In the first half of every year Local Authorities go through a massive process to define the services they provide and how they will charge for them, by consulting around and producing a Long Term Council Community Plan (LTCCP). This process is defined by the Local Government Act 2002 and was designed to create more transparency in decision-making and establishing rates.
In the development community the LTCCP has become a significant document as its arrival, coincided with a massive increase in the fees (called Development Contributions) associated with subdivision and housing developments. Developers now pay to connect to the network infrastructure (roading, drainage, etc) and contribute to a share of the proposed infrastructure upgrades that are planned to occur in the next 10 years. In some areas of Christchurch City this increase was up to 950% !! (To be fair to Christchurch City they decided to phase in the fee regime over three years after protests from the development community).

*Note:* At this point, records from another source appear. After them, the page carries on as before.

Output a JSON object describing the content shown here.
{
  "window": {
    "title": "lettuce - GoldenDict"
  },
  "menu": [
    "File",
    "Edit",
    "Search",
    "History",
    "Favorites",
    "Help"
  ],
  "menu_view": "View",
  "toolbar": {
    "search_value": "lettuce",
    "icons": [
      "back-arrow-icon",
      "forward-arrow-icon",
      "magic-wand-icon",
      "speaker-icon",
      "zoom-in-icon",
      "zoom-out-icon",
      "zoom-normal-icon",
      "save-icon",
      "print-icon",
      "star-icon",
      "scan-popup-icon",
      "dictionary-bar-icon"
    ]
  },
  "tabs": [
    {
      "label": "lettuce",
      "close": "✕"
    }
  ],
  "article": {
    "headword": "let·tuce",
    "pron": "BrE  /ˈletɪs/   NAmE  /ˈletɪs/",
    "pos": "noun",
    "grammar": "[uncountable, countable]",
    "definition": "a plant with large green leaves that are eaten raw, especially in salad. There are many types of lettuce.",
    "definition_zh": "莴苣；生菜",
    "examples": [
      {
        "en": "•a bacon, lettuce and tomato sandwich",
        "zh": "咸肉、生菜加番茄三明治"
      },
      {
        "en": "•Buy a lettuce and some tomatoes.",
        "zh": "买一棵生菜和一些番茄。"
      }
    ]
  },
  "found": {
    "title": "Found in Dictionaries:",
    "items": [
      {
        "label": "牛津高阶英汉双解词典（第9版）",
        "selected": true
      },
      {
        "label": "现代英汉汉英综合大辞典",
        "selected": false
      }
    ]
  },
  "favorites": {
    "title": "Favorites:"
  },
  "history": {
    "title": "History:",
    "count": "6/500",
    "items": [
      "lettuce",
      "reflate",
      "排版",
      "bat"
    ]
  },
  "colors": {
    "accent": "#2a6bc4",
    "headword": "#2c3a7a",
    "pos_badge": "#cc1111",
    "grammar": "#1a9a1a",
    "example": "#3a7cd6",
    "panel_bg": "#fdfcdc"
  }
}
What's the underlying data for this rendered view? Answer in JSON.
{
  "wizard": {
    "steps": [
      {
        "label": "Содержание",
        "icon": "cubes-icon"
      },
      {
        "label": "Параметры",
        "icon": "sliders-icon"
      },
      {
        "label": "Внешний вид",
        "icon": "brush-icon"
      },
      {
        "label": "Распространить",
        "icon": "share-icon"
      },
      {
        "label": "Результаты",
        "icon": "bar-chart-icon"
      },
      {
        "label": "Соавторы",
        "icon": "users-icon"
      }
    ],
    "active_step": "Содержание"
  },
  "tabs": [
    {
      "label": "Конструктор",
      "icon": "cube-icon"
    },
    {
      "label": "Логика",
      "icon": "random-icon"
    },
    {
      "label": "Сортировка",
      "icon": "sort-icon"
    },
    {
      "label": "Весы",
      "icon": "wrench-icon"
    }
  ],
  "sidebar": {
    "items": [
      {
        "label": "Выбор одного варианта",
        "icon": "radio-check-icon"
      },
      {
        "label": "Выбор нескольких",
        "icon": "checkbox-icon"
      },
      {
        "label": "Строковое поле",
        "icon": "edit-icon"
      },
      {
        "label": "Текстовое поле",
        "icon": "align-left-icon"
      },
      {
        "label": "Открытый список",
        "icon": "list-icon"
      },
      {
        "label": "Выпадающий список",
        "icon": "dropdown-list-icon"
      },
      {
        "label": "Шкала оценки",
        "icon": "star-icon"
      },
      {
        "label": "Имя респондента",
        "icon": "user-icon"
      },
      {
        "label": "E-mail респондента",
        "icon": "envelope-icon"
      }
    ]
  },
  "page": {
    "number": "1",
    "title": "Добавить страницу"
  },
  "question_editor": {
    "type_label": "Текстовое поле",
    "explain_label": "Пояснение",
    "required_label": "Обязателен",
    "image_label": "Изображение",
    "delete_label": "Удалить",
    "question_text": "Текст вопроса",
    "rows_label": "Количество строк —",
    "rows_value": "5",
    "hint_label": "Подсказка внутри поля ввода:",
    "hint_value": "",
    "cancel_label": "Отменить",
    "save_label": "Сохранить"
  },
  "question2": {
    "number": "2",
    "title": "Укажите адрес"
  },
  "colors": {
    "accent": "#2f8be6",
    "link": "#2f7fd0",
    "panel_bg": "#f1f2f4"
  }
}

Some of the criticisms of this new process are:
1. It’s a very lengthy process that ties up Council staff, without achieving the desired transparency
2. The financial documents supporting the setting of Development Contributions are extremely complex and this doesn’t aid transparency.
3. There is generally no right of appeal at the time the Development Contributions are set. Appellants are told that they should have contributed to the consultation process, but by then it’s too late.
4. A lot of the LTCCPs were created at a time when development was quite profitable, and possibly the contributions were set relatively high to reflect that. Now that the pendulum has swung it remains to be seen if Councils adjust the contributions.
5. As the Development Contributions are a source of income for the Council it’s possible that Councils are unfairly shifting costs onto the development community to avoid increasing rates – for political expediency.
6. Development Contributions may not recognize that the growth represented by the development will benefit the local community in all sorts of ways (at the very least financially, by increased rate income).
7. Development Contributions are supposed to be targeted to specific infrastructure projects and if those projects are not carried out then they are supposed to be refunded. The logistics of this are horrific – who gets refunded? How does Council track 10 years worth of projects, and refund only on those that aren’t paid out?
It’s interesting that as a country we think immigration is desirable –it’s a substantial driver of economic growth. However on a local level the Development Contributions actively discourage growth.
And finally, we applaud the Central Otago District Council’s recent move to defer development contributions to the time of sale, brought into action by a sense of fairness from elected Councillors despite opposition from their staff (thanks to Owen McShane from the Centre for Resource Management Studies for the heads-up). ODT 29 May 2009.